* [Available data]:
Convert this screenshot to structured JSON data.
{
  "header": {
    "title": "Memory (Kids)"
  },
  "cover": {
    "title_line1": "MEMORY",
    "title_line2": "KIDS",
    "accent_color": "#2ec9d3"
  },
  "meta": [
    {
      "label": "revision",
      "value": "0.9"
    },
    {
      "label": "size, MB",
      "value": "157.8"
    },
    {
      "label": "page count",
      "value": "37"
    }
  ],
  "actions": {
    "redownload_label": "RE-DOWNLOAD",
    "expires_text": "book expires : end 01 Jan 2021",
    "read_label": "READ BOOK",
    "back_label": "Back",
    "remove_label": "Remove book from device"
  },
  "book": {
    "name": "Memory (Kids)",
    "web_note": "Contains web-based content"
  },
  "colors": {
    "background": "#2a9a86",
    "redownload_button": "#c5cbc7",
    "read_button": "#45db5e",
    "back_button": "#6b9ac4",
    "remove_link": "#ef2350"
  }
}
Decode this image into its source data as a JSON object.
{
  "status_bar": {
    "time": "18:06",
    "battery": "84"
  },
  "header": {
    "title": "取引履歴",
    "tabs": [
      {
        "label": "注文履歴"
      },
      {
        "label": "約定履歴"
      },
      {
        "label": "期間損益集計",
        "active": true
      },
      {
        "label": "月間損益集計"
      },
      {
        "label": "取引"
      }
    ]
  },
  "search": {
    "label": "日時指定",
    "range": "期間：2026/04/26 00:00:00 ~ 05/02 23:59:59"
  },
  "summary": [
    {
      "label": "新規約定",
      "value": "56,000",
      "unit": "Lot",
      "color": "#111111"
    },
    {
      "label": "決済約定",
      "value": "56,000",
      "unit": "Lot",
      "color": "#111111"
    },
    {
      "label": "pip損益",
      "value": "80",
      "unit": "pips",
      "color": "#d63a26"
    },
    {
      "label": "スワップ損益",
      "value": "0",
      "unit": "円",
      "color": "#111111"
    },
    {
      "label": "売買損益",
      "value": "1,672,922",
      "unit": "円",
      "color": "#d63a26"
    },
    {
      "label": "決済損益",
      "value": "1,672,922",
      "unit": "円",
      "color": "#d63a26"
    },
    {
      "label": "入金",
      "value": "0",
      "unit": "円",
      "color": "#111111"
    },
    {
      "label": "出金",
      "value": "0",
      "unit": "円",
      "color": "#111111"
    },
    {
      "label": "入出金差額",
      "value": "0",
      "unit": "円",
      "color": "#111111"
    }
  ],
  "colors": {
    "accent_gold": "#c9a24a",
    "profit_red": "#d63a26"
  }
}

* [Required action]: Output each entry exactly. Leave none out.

* [Your response]:
Convert this screenshot to structured JSON data.
{
  "header": {
    "title": "Memory (Kids)"
  },
  "cover": {
    "title_line1": "MEMORY",
    "title_line2": "KIDS",
    "accent_color": "#2ec9d3"
  },
  "meta": [
    {
      "label": "revision",
      "value": "0.9"
    },
    {
      "label": "size, MB",
      "value": "157.8"
    },
    {
      "label": "page count",
      "value": "37"
    }
  ],
  "actions": {
    "redownload_label": "RE-DOWNLOAD",
    "expires_text": "book expires : end 01 Jan 2021",
    "read_label": "READ BOOK",
    "back_label": "Back",
    "remove_label": "Remove book from device"
  },
  "book": {
    "name": "Memory (Kids)",
    "web_note": "Contains web-based content"
  },
  "colors": {
    "background": "#2a9a86",
    "redownload_button": "#c5cbc7",
    "read_button": "#45db5e",
    "back_button": "#6b9ac4",
    "remove_link": "#ef2350"
  }
}
Decode this image into its source data as a JSON object.
{
  "status_bar": {
    "time": "18:06",
    "battery": "84"
  },
  "header": {
    "title": "取引履歴",
    "tabs": [
      {
        "label": "注文履歴"
      },
      {
        "label": "約定履歴"
      },
      {
        "label": "期間損益集計",
        "active": true
      },
      {
        "label": "月間損益集計"
      },
      {
        "label": "取引"
      }
    ]
  },
  "search": {
    "label": "日時指定",
    "range": "期間：2026/04/26 00:00:00 ~ 05/02 23:59:59"
  },
  "summary": [
    {
      "label": "新規約定",
      "value": "56,000",
      "unit": "Lot",
      "color": "#111111"
    },
    {
      "label": "決済約定",
      "value": "56,000",
      "unit": "Lot",
      "color": "#111111"
    },
    {
      "label": "pip損益",
      "value": "80",
      "unit": "pips",
      "color": "#d63a26"
    },
    {
      "label": "スワップ損益",
      "value": "0",
      "unit": "円",
      "color": "#111111"
    },
    {
      "label": "売買損益",
      "value": "1,672,922",
      "unit": "円",
      "color": "#d63a26"
    },
    {
      "label": "決済損益",
      "value": "1,672,922",
      "unit": "円",
      "color": "#d63a26"
    },
    {
      "label": "入金",
      "value": "0",
      "unit": "円",
      "color": "#111111"
    },
    {
      "label": "出金",
      "value": "0",
      "unit": "円",
      "color": "#111111"
    },
    {
      "label": "入出金差額",
      "value": "0",
      "unit": "円",
      "color": "#111111"
    }
  ],
  "colors": {
    "accent_gold": "#c9a24a",
    "profit_red": "#d63a26"
  }
}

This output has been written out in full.